Exercise requirements — Go line by line through the entries below and count those containing the string "JSON"; give only the count.

(Entries supplied)

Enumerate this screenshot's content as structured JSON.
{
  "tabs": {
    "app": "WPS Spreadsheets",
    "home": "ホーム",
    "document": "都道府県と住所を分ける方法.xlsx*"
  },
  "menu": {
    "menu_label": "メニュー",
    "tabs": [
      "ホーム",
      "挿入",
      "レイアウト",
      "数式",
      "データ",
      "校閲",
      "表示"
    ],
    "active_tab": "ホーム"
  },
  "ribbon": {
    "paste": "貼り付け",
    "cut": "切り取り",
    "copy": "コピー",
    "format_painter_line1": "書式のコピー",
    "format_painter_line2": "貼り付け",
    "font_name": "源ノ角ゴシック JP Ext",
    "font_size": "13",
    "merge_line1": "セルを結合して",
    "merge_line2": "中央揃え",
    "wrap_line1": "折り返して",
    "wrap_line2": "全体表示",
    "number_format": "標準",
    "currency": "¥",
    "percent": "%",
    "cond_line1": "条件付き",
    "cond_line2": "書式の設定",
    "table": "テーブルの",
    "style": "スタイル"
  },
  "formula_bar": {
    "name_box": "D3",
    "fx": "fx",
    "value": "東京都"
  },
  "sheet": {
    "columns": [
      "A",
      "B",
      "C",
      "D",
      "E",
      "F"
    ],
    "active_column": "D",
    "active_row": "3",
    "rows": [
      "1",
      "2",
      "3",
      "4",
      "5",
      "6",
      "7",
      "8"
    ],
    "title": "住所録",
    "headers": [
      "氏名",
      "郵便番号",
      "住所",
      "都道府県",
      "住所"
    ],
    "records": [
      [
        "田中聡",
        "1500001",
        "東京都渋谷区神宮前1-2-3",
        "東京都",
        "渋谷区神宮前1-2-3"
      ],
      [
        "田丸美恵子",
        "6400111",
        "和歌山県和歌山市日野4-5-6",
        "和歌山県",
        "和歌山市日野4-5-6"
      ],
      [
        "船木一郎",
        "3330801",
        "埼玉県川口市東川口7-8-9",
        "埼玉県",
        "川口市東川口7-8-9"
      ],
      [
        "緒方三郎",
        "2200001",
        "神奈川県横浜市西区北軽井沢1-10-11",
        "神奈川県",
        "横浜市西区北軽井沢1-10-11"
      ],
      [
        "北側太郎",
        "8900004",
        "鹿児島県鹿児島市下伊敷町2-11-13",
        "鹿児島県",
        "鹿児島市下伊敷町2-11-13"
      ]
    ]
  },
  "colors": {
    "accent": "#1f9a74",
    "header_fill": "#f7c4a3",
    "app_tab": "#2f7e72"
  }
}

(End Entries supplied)
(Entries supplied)

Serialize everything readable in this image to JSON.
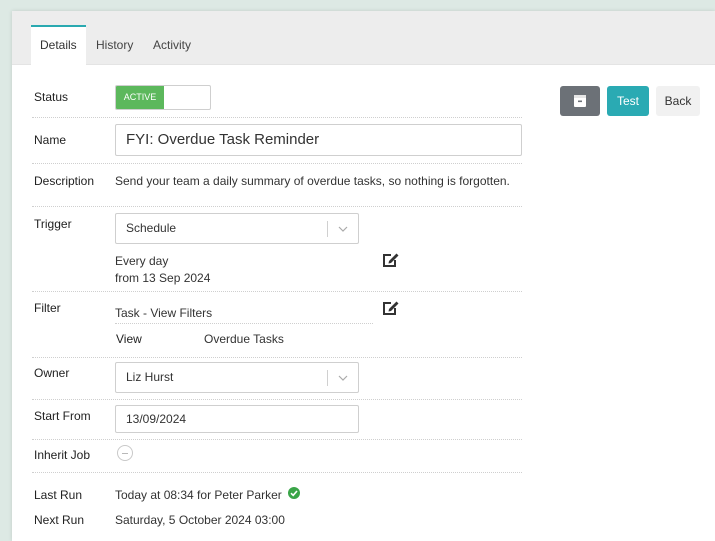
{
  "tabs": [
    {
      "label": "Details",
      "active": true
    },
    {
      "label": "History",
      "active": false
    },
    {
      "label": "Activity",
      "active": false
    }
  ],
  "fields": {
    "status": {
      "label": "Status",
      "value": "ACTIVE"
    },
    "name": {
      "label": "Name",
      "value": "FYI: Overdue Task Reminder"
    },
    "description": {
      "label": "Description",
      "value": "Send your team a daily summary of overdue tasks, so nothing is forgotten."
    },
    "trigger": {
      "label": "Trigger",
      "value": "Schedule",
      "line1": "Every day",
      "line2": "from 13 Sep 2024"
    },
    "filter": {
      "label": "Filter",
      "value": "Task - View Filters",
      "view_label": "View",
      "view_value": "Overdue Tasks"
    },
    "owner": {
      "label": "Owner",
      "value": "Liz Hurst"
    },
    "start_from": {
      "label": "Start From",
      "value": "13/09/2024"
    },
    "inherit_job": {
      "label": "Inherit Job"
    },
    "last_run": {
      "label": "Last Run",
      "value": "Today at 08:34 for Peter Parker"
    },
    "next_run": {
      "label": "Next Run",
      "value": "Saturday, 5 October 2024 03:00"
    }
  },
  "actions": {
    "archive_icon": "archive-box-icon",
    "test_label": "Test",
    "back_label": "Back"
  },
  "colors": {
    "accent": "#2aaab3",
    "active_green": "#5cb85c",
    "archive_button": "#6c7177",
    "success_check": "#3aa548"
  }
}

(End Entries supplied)

Task answer — 2